- Problem -
Of the lines below, report only those that contain "price".

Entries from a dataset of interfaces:
§ §

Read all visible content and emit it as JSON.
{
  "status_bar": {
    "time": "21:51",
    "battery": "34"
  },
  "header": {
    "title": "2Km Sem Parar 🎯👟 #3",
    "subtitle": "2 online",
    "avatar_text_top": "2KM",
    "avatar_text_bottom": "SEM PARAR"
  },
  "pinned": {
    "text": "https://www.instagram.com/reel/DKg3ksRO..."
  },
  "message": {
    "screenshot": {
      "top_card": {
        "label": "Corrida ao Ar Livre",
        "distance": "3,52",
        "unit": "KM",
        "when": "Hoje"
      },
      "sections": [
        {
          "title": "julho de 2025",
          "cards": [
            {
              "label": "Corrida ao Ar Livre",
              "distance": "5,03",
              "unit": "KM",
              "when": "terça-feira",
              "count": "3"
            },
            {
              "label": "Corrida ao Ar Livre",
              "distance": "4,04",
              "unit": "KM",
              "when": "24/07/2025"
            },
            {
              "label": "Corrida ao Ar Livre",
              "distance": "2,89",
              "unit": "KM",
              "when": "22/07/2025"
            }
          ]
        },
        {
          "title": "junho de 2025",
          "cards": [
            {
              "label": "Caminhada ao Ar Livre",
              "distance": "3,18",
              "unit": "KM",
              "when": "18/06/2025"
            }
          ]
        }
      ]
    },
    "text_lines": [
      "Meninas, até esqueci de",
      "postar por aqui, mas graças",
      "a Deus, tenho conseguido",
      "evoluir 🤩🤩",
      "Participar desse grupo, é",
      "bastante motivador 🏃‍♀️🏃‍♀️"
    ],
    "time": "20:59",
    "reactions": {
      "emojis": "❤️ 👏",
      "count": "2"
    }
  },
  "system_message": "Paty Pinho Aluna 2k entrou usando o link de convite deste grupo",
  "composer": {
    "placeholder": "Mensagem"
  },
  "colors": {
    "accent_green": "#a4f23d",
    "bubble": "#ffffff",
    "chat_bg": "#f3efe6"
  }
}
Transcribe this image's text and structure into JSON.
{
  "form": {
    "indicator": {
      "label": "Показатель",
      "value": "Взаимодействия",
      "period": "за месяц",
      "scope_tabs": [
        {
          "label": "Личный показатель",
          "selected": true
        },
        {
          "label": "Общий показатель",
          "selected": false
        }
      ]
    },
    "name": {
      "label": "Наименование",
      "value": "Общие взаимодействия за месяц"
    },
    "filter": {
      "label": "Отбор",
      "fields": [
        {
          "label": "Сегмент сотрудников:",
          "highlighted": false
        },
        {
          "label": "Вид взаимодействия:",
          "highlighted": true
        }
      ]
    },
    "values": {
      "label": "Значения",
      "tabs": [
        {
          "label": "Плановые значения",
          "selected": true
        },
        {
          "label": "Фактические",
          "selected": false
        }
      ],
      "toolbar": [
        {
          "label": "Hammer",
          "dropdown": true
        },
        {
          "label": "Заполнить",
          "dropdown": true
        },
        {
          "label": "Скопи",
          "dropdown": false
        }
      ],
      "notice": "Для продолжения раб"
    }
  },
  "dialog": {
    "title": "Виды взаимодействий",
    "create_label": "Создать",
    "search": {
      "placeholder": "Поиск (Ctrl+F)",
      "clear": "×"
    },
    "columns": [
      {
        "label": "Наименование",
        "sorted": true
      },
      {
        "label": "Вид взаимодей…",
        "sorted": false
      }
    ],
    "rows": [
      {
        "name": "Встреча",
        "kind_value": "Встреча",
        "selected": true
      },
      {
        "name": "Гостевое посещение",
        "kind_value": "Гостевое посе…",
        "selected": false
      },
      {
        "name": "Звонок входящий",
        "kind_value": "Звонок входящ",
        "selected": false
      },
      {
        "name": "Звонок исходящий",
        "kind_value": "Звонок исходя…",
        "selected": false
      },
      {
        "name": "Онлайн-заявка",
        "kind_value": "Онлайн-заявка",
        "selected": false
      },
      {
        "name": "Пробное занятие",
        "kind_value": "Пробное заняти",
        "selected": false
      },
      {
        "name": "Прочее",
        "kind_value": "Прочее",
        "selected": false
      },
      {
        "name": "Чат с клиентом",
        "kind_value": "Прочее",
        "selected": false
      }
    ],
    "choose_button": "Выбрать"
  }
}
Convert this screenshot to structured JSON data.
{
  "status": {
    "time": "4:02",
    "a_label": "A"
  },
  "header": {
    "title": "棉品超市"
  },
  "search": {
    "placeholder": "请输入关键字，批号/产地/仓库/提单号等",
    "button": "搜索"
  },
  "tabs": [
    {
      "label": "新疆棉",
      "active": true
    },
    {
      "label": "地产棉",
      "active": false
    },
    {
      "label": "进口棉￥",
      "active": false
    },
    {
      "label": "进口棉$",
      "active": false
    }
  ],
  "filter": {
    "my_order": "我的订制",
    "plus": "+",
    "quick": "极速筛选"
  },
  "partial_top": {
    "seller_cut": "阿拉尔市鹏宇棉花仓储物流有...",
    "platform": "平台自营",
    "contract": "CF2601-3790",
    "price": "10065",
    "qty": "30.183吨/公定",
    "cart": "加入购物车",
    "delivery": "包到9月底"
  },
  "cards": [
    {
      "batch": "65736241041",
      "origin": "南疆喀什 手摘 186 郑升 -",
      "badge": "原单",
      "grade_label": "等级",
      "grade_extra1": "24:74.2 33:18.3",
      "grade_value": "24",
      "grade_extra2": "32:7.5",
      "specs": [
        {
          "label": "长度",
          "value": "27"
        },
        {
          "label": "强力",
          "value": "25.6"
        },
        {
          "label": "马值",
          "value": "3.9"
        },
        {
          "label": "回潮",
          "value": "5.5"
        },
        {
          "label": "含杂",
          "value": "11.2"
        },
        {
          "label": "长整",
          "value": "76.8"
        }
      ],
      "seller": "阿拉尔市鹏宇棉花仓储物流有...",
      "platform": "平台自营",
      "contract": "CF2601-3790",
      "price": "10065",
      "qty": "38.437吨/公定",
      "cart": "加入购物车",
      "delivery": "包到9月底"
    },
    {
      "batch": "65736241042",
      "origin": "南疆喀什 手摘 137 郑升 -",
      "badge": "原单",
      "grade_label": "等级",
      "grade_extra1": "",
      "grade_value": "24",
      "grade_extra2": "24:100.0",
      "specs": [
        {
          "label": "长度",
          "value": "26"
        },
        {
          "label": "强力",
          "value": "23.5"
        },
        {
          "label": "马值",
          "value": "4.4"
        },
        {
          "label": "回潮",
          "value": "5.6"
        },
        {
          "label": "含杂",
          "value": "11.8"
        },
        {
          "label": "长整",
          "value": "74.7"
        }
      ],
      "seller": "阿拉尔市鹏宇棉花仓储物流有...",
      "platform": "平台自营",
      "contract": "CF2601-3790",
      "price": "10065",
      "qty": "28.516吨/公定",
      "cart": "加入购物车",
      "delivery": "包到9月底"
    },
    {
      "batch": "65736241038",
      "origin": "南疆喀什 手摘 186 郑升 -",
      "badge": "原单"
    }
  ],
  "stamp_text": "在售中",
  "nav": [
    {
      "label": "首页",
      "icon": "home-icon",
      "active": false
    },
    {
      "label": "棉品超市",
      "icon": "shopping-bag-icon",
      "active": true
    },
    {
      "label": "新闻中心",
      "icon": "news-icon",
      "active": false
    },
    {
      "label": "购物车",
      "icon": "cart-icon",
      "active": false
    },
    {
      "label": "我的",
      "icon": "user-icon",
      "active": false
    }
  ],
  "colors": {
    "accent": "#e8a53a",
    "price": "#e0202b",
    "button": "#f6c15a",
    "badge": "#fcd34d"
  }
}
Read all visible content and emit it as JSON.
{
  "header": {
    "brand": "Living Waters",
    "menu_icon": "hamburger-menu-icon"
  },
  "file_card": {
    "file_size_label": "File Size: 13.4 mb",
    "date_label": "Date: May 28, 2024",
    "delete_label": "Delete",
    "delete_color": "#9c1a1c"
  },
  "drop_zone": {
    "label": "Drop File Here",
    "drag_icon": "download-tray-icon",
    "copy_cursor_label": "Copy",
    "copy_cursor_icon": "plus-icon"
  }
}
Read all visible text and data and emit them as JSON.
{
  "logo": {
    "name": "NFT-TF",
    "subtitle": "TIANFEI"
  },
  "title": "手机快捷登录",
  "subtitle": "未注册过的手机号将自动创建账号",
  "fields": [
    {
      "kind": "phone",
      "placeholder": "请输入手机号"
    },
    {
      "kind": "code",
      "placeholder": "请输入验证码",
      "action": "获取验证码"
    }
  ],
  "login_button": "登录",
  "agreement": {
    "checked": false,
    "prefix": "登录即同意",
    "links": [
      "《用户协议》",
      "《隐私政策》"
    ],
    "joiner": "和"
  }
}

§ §

- Completed exercise -
    "price": "10065",
      "price": "10065",
      "price": "10065",
    "price": "#e0202b",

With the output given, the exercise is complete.